◆ TASK DESCRIPTION: Retrieve each line that contains the word "Sitesi" from the entries below.

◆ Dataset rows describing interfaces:
::::::::::
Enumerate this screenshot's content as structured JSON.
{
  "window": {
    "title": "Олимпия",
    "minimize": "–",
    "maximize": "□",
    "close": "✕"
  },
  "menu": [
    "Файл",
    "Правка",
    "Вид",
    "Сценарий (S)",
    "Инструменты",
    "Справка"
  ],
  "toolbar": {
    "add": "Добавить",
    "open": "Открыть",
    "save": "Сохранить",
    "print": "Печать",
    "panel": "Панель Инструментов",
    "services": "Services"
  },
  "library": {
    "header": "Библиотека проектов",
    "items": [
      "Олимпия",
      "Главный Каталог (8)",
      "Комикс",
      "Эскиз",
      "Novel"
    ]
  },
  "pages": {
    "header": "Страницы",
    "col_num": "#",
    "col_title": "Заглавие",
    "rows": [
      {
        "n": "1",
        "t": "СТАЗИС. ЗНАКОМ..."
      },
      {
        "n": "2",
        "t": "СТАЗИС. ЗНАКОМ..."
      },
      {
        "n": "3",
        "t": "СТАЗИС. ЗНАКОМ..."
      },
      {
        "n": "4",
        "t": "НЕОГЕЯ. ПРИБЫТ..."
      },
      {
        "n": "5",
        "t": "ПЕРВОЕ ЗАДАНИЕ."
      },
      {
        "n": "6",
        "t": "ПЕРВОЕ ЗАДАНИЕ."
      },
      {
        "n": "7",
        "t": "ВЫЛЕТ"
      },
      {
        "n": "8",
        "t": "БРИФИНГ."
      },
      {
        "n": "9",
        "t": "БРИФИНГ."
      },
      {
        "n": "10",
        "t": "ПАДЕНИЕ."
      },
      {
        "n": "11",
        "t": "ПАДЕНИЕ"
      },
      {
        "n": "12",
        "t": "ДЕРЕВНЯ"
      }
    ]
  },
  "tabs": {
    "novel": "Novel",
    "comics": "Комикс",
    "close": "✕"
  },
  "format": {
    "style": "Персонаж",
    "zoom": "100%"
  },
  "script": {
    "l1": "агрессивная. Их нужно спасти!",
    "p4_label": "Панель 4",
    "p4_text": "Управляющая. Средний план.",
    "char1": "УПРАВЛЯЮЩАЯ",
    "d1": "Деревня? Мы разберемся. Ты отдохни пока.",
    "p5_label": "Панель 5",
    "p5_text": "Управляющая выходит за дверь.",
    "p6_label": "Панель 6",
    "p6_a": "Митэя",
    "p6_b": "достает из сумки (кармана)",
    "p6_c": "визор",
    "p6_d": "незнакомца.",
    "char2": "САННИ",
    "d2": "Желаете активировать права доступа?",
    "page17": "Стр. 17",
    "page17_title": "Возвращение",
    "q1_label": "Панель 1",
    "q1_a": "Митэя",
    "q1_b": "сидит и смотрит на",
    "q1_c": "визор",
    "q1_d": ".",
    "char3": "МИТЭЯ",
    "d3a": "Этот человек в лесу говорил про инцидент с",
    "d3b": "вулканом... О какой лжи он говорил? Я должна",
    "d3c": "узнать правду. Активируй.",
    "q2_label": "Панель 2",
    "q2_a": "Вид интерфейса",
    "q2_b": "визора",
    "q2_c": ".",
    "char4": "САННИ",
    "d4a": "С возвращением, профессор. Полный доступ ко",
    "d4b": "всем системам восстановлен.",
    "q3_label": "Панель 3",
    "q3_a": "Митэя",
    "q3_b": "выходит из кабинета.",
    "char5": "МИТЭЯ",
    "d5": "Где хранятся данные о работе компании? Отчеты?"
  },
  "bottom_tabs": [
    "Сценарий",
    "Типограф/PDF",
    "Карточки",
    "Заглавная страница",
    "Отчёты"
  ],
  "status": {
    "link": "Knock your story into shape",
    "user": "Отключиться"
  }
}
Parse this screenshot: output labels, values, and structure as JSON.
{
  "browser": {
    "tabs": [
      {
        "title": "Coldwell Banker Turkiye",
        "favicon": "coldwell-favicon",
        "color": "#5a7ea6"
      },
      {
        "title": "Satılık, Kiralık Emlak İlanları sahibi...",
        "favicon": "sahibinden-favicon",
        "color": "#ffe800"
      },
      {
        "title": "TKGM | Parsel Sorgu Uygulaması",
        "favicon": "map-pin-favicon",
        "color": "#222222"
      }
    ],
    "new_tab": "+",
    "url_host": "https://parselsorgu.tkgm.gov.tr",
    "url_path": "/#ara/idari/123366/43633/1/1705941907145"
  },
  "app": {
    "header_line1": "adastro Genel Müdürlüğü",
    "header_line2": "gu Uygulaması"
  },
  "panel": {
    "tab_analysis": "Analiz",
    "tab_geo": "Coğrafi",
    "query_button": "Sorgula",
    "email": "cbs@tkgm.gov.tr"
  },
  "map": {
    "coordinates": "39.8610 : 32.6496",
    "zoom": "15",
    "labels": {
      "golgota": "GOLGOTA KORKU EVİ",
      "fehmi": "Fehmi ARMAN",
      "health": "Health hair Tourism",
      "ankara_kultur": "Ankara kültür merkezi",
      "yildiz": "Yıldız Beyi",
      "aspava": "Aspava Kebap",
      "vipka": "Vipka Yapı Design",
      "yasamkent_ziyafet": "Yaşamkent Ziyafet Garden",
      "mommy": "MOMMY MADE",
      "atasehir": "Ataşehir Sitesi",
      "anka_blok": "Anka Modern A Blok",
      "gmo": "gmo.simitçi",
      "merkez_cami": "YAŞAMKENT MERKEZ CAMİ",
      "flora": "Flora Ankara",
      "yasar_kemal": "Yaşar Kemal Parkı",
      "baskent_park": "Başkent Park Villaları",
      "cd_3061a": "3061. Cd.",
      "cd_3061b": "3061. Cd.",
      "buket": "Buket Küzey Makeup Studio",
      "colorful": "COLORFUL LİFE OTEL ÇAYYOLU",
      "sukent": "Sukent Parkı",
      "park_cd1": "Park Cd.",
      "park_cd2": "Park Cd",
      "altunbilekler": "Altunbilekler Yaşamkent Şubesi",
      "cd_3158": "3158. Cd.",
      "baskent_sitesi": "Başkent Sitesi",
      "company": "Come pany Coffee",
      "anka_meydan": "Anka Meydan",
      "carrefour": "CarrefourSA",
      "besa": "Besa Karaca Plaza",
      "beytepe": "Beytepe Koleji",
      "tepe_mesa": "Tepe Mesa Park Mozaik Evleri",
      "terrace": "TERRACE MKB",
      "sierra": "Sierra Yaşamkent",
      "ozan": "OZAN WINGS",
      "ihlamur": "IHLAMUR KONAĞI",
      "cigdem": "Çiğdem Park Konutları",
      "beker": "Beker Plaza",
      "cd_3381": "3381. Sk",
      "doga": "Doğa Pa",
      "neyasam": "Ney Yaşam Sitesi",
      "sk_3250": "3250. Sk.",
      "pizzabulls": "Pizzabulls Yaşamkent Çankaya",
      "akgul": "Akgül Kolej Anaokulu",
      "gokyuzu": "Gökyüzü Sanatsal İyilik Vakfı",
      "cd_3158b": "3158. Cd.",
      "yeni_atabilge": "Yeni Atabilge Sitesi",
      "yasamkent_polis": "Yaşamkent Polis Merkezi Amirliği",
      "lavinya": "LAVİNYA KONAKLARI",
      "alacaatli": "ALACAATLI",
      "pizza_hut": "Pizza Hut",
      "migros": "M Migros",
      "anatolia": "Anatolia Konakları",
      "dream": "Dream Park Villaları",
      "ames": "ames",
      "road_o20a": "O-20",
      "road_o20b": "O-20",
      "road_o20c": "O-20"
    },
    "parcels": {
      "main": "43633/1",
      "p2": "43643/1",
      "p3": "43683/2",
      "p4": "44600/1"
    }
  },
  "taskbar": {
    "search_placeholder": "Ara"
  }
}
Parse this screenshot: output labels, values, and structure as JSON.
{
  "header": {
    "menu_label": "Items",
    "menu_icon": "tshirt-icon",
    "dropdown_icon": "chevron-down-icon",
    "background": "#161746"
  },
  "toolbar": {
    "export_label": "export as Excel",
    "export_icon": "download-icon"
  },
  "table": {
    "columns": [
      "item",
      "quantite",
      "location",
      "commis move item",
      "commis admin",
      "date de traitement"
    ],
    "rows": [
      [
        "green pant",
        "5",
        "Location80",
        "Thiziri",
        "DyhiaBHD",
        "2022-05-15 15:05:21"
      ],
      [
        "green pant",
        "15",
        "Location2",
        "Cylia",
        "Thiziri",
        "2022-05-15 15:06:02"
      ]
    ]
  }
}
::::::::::
◆ RESULT:
      "atasehir": "Ataşehir Sitesi",
      "baskent_sitesi": "Başkent Sitesi",
      "neyasam": "Ney Yaşam Sitesi",
      "yeni_atabilge": "Yeni Atabilge Sitesi",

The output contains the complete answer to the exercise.